Famous author, Danielle Steele, met her second husband while he was in prison.  One day after divorcing that husband, she married another prisoner, with whom she had one child and divorced three years later.  And the list goes on. 

I had never really speculated too much about the type of woman who meets and marries a prisoner – that is, until I met the woman on the airplane.  She was on her way up to visit her husband in a prison on the other side of the state, which she did every other week-end – year round.  I wondered why anyone do such a thing, especially the women who marry serial killers, rapists, and perpetrators of other violent crimes.  Who would want a man who was a social deviant?

Sheila Isenberg, author of Women Who Love Men Who Kill, offered some plausible theories.  In researching for her book, she interviewed many murderers in prison, police, prison officials, psychologists, and psychiatrists.  She determined that there were common threads running through the women she interviewed.  Most came from dysfunctional families made up of a violent father and a passive mother.  For that woman, marrying a prisoner – especially one with no possibility of parole – is her way of having a relationship with a powerful man and being in control, while keeping her distance at the same time.  For some, it is the notoriety they gain by marrying a prison inmate and the importance she feels by reaching out to and winning someone so infamous. 

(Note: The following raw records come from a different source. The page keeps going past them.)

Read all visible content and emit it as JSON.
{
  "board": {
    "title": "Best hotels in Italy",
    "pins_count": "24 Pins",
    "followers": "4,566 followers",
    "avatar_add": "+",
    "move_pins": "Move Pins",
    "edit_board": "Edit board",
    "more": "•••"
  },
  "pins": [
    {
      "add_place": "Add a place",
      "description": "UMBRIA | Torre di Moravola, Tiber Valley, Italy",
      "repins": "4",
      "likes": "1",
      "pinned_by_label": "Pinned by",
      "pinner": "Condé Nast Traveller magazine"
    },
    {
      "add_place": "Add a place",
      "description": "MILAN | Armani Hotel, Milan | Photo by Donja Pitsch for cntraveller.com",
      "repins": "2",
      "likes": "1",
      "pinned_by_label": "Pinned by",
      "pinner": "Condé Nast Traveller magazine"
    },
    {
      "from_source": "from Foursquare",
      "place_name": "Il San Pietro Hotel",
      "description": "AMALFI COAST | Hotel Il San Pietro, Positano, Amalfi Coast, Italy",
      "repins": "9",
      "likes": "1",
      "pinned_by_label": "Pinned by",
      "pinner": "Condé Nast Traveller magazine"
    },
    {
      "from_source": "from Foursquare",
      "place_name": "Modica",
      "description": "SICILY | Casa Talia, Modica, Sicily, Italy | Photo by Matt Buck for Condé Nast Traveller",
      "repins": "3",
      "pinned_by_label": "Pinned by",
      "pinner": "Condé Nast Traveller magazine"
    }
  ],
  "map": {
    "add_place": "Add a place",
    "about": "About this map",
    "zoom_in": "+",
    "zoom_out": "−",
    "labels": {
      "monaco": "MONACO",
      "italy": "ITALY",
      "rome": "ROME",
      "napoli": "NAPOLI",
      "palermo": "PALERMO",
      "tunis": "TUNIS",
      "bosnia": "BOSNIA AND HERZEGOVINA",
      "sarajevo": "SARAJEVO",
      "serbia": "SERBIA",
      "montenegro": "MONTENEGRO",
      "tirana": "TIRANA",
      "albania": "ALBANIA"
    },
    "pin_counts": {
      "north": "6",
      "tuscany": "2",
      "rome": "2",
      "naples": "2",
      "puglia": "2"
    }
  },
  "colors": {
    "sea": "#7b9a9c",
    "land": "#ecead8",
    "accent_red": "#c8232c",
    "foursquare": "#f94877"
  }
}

I never did ask the woman on the plane her reason for marrying the inmate, but she did offer that it was “God’s will.”  I also had a friend who went with her aunt to visit her uncle in prison and fell for her uncle’s cell mate.  When he was paroled, they got together.  Ten months and one baby later, though, he was gone.

Lots of inmates find God during their period of incarceration but don’t bring Him along when they get out on parole.  If they can find God on the inside, I guess that it stands to reason that they can find love, too.  The more violent and antisocial the offender, the more women who are trying to gain access to them.  Though I tend to agree with Isenberg on her theories, I don’t want to discount the fact that there are still normal, successful women of sound mind who meet inmates, fall in love with them, and marry them, with no hope of a normal married  life.  I think that this is a mystery that we will never fully understand.


More about this author: Jenna Pope